When I was growing up it was very common to see fruit trees all over our neighborhood.   Some of my fondest memories were plum, pear, and peach trees growing in our yard and also in my great-grandmotherdear’s yard, just one block up the street from our home. I will always remember the muscadine grape vines growing in her backyard. Talk about the best grape jelly!

fruit treets (1)

Carrying on this family tradition, I planted three fruit trees a few years ago, (plum, peach and nectarine) and to my surprise, in the first year my plum tree produced a couple of plums--yes two plums--and my peach tree also produced two peaches, as you can see in the pics.  They were all delicious and gave me hope for this year. I am hoping for a huge yield. My sister Agnes also planted fruit trees and her little peach tree was loaded with peaches last summer.

Fast forward to this Spring.  All of my fruit trees are currently in full bloom.  The pink blooms are from the nectarine and peach trees and the white blooms are from the plum tree. 

plumsI can’t wait to infuse some of my homemade jams and jellies into some amazing spring and summer dishes.

Will keep you posted! 

Let’s Make a Conserve

I have an extensive library of both old and new canning books, magazines and recipes that I have collected over the years, and I still refer to several of my old books from time to time for a good throwback recipe. I discovered several of my favorite conserve recipes in some of these classic canning books. One of my books is titled “Putting Food By” – which is what they used to call it back in the day when my Great Grandmother, Mother Dear, we called her “Mu-dear” was growing grapevines and canning all sorts of things from her garden. What great memories. I remember sitting on her front porch shelling a bushel of purple hull peas, which were then canned or frozen.

SO WHAT IS A CONSERVE?

Conserves look just like jam and they have the same consistency, except they take it up a notch or two. A Conserve is made with a combination of fruits, including citrus, nuts and/or raisins. Conserves are excellent paired with meat and poultry dishes, and also very good as a topping for desserts –or just on a good biscuit.

I’ve canned quite a few combinations of conserve recipes over the years, but my favorite by far is Peach and Orange Conserve with Slivered Almonds.

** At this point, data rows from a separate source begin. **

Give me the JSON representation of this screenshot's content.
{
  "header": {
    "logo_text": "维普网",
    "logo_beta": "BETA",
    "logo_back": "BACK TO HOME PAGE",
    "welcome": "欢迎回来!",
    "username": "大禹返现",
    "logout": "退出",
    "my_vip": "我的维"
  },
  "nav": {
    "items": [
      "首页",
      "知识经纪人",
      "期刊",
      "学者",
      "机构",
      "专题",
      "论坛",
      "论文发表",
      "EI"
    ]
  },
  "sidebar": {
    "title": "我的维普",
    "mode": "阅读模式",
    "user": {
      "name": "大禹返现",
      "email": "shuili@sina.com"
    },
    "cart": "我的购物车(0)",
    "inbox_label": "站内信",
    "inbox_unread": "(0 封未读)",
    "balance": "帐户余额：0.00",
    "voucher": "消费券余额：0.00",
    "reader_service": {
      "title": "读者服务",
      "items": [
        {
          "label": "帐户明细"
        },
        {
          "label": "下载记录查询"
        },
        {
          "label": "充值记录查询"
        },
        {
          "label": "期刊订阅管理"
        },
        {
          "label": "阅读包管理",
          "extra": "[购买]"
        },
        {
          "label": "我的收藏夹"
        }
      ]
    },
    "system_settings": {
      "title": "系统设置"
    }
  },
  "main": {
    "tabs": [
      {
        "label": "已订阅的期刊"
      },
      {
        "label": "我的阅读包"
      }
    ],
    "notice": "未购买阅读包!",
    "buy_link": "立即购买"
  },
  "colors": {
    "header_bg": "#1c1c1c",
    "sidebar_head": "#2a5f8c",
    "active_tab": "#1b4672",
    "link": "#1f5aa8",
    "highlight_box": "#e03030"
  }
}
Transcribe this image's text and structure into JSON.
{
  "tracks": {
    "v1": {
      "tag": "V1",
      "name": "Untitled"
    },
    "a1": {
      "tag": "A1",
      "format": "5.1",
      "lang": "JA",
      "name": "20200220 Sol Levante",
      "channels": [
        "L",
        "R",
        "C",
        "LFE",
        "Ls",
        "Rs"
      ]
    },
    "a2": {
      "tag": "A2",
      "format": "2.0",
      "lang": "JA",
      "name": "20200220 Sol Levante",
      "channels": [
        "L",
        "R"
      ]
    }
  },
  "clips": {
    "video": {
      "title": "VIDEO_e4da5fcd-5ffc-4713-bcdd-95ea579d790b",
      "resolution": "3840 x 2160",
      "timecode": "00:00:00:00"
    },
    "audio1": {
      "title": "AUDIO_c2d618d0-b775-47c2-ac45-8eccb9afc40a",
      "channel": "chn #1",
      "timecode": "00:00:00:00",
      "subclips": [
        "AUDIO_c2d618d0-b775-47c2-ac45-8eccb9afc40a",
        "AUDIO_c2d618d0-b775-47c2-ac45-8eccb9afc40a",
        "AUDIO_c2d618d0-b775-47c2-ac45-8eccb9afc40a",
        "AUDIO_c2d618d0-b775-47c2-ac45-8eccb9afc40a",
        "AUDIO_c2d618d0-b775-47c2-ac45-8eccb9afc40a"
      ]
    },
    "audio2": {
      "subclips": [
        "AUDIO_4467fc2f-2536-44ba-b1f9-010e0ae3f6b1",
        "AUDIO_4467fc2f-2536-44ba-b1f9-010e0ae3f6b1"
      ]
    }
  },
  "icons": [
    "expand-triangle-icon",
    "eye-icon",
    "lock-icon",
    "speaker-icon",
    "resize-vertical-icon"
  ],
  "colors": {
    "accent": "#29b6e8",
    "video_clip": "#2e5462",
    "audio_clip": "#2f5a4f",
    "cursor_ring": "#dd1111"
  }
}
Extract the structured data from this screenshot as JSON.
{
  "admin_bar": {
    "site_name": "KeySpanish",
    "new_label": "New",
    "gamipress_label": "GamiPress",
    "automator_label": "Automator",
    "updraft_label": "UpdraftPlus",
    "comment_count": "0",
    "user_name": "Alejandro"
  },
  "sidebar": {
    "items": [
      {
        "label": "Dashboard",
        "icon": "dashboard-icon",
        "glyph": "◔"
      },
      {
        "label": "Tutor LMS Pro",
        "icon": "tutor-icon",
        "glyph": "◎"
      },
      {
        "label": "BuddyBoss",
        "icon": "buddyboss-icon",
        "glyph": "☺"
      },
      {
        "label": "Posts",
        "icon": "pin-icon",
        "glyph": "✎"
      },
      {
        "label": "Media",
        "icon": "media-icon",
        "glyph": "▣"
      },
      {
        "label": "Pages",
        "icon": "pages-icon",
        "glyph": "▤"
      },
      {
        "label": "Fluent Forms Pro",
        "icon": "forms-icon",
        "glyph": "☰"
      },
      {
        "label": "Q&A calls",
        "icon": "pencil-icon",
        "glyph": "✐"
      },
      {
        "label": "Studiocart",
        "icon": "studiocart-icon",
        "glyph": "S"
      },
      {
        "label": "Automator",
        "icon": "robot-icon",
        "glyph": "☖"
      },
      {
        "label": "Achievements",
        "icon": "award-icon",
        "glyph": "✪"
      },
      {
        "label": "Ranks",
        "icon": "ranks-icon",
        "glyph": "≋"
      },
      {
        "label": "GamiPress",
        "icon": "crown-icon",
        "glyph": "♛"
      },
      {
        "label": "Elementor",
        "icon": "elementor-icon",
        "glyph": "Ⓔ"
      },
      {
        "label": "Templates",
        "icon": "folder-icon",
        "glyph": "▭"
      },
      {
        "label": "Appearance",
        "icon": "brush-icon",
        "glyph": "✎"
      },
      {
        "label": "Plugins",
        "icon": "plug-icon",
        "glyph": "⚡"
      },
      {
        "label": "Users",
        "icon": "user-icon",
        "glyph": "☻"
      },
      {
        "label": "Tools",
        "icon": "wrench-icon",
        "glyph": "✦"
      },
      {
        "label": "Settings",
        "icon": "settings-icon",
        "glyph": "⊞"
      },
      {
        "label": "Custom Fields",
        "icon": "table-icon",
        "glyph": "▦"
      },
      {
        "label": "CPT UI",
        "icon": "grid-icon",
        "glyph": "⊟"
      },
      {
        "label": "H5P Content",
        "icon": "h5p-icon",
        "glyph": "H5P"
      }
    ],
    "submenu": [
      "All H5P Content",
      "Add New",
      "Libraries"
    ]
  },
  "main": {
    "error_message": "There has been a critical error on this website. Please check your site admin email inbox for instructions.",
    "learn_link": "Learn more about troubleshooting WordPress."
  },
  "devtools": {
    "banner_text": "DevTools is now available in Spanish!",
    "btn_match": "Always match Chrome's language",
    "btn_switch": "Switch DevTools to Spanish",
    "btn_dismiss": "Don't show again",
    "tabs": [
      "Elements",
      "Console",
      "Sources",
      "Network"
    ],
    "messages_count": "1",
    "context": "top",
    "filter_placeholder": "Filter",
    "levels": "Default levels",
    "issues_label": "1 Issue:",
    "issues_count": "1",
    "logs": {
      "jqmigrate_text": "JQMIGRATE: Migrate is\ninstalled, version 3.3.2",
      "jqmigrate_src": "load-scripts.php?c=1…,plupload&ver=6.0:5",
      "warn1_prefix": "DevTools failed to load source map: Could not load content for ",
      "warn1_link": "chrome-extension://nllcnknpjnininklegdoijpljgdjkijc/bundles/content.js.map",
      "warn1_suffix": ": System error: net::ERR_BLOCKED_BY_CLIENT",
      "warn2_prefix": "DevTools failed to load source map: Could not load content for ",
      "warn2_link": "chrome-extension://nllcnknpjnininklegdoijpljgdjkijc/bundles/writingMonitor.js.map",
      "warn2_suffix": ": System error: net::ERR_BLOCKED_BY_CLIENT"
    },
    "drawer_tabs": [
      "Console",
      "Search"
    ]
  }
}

I know I have made hundreds of jars of this Conserve.

There are now some very interesting contemporary combinations that I plan to try. Some include the use of cardamom and pistachio nuts. Here are some other combinations for Conserves to think about.

Apple-Sour Cherry Conserve With Toasted Almonds
Cranberry and Orange Conserve with Chopped Pecans
Fig, Orange and Pistachio Conserve
Cranberry Apple Conserve with Walnuts
Cranberry Pear Conserve with Fresh Ginger
Rhubarb-Strawberry Conserve
Apricot and Pineapple Conserve
Pear and Orange Conserve
Tomato-Apple Conserve
Cantaloupe-Peach Conserve
Gooseberry Conserve

Check out my Peach and Orange Conserve Recipe.

 

Falling in Love with Fall Produce

What’s in Season?

EARLY FALL

Beans & Peas
(Fresh Shell & Snap)
Cucumber
Eggplant
Melons
Okra
Peppers
Squash (Summer Varieties)
Tomatoes
Watermelon

 
LATE FALL

Apples
Beets
Broccoli
Brussels Sprouts
Cauliflower
Cabbage
Carrots
Celery
Chard
Collards
Fava Beans
Green Onion
Kale
Lettuce
Mustard Greens
Pears
Pecans
Persimmons
Pomegranates
Potatoes
Pumpkins
Radishes
Rutabaga
Spinach
Squash (Winter Varieties)
Sweet Potatoes
Turnips

FALL FARMER’S MARKET RECIPES

This collection of recipes takes advantage of fresh, fall farmers market produce. Get inspired by recipes for apples, pears, grapes, pumpkin and winter squashes.

Read more: http://www.tasteofhome.com/recipes/seasonal-recipes/fall-farmers-market-recipes#10#ixzz3FbnclZZk

http://www.tasteofhome.com/recipes/seasonal-recipes/fall-farmers-market-recipes#10

Fall into recipes:
http://www.farmersmarketfoods.com/fall-into-recipes/